**Work to be completed**
Exact repetition of the data below is required.

Segment Open

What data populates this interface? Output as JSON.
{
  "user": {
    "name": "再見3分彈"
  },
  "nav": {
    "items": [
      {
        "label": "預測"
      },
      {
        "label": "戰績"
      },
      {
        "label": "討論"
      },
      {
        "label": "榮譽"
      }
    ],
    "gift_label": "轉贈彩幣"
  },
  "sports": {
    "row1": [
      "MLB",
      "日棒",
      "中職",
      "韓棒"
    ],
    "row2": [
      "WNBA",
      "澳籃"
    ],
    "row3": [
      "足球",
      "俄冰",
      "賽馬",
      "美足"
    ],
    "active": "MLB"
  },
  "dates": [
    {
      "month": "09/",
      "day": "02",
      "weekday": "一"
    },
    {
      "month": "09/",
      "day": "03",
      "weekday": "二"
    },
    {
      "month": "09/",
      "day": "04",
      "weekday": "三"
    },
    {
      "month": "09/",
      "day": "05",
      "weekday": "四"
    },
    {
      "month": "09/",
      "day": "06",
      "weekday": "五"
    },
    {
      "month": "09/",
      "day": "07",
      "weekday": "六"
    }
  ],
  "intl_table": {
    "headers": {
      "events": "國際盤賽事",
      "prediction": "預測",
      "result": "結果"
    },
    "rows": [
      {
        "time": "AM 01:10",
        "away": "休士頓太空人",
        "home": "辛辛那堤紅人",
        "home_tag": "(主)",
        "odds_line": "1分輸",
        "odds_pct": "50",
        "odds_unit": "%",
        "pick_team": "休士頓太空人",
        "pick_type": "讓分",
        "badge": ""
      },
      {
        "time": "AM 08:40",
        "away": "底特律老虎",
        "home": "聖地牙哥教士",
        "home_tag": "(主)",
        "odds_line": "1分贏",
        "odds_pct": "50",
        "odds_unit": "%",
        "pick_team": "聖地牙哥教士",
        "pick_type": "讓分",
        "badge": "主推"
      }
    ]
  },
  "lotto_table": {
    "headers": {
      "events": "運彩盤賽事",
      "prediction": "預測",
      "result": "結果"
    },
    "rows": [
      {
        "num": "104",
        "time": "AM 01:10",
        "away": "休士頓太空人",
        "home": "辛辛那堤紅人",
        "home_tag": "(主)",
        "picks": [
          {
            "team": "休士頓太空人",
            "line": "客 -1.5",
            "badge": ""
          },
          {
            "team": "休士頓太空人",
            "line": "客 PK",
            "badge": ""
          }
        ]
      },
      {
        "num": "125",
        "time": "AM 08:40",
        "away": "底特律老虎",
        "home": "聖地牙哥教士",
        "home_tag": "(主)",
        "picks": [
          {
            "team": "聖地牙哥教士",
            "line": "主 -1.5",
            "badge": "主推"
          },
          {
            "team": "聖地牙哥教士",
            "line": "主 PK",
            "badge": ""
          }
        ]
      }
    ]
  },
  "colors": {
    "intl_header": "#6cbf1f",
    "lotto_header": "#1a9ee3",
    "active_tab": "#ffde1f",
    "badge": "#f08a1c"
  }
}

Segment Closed

**Result of the exercise**
What data populates this interface? Output as JSON.
{
  "user": {
    "name": "再見3分彈"
  },
  "nav": {
    "items": [
      {
        "label": "預測"
      },
      {
        "label": "戰績"
      },
      {
        "label": "討論"
      },
      {
        "label": "榮譽"
      }
    ],
    "gift_label": "轉贈彩幣"
  },
  "sports": {
    "row1": [
      "MLB",
      "日棒",
      "中職",
      "韓棒"
    ],
    "row2": [
      "WNBA",
      "澳籃"
    ],
    "row3": [
      "足球",
      "俄冰",
      "賽馬",
      "美足"
    ],
    "active": "MLB"
  },
  "dates": [
    {
      "month": "09/",
      "day": "02",
      "weekday": "一"
    },
    {
      "month": "09/",
      "day": "03",
      "weekday": "二"
    },
    {
      "month": "09/",
      "day": "04",
      "weekday": "三"
    },
    {
      "month": "09/",
      "day": "05",
      "weekday": "四"
    },
    {
      "month": "09/",
      "day": "06",
      "weekday": "五"
    },
    {
      "month": "09/",
      "day": "07",
      "weekday": "六"
    }
  ],
  "intl_table": {
    "headers": {
      "events": "國際盤賽事",
      "prediction": "預測",
      "result": "結果"
    },
    "rows": [
      {
        "time": "AM 01:10",
        "away": "休士頓太空人",
        "home": "辛辛那堤紅人",
        "home_tag": "(主)",
        "odds_line": "1分輸",
        "odds_pct": "50",
        "odds_unit": "%",
        "pick_team": "休士頓太空人",
        "pick_type": "讓分",
        "badge": ""
      },
      {
        "time": "AM 08:40",
        "away": "底特律老虎",
        "home": "聖地牙哥教士",
        "home_tag": "(主)",
        "odds_line": "1分贏",
        "odds_pct": "50",
        "odds_unit": "%",
        "pick_team": "聖地牙哥教士",
        "pick_type": "讓分",
        "badge": "主推"
      }
    ]
  },
  "lotto_table": {
    "headers": {
      "events": "運彩盤賽事",
      "prediction": "預測",
      "result": "結果"
    },
    "rows": [
      {
        "num": "104",
        "time": "AM 01:10",
        "away": "休士頓太空人",
        "home": "辛辛那堤紅人",
        "home_tag": "(主)",
        "picks": [
          {
            "team": "休士頓太空人",
            "line": "客 -1.5",
            "badge": ""
          },
          {
            "team": "休士頓太空人",
            "line": "客 PK",
            "badge": ""
          }
        ]
      },
      {
        "num": "125",
        "time": "AM 08:40",
        "away": "底特律老虎",
        "home": "聖地牙哥教士",
        "home_tag": "(主)",
        "picks": [
          {
            "team": "聖地牙哥教士",
            "line": "主 -1.5",
            "badge": "主推"
          },
          {
            "team": "聖地牙哥教士",
            "line": "主 PK",
            "badge": ""
          }
        ]
      }
    ]
  },
  "colors": {
    "intl_header": "#6cbf1f",
    "lotto_header": "#1a9ee3",
    "active_tab": "#ffde1f",
    "badge": "#f08a1c"
  }
}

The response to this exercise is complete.